Exercise brief> Where does the word "WordPress" appear in the data? Copy every line that holds it.

Top of Material to process

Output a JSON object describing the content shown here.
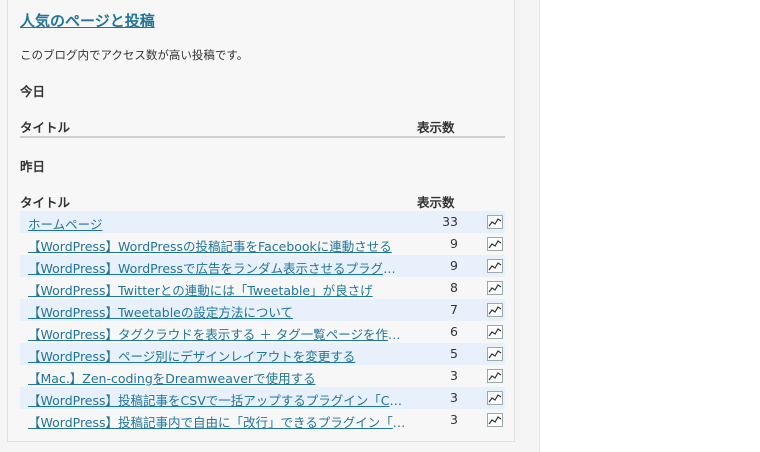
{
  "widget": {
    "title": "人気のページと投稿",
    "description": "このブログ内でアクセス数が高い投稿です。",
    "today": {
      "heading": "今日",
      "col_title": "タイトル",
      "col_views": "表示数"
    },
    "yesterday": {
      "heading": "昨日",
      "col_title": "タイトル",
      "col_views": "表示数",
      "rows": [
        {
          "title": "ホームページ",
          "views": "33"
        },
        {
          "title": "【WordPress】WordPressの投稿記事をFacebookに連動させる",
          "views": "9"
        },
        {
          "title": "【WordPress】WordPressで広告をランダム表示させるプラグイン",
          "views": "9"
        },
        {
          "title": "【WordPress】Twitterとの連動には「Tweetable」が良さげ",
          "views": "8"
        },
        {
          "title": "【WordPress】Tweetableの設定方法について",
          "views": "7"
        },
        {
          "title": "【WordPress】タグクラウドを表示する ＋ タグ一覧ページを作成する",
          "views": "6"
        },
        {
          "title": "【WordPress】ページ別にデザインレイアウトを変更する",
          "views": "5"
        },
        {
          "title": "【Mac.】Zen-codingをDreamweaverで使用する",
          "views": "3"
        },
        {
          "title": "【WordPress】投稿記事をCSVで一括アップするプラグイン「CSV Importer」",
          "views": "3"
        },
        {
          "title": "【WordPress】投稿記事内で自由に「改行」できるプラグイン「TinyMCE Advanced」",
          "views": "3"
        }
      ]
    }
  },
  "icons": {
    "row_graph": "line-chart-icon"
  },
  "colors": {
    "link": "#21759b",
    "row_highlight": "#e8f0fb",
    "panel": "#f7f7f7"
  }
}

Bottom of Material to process

Answer>
          "title": "【WordPress】WordPressの投稿記事をFacebookに連動させる",
          "title": "【WordPress】WordPressで広告をランダム表示させるプラグイン",
          "title": "【WordPress】Twitterとの連動には「Tweetable」が良さげ",
          "title": "【WordPress】Tweetableの設定方法について",
          "title": "【WordPress】タグクラウドを表示する ＋ タグ一覧ページを作成する",
          "title": "【WordPress】ページ別にデザインレイアウトを変更する",
          "title": "【WordPress】投稿記事をCSVで一括アップするプラグイン「CSV Importer」",
          "title": "【WordPress】投稿記事内で自由に「改行」できるプラグイン「TinyMCE Advanced」",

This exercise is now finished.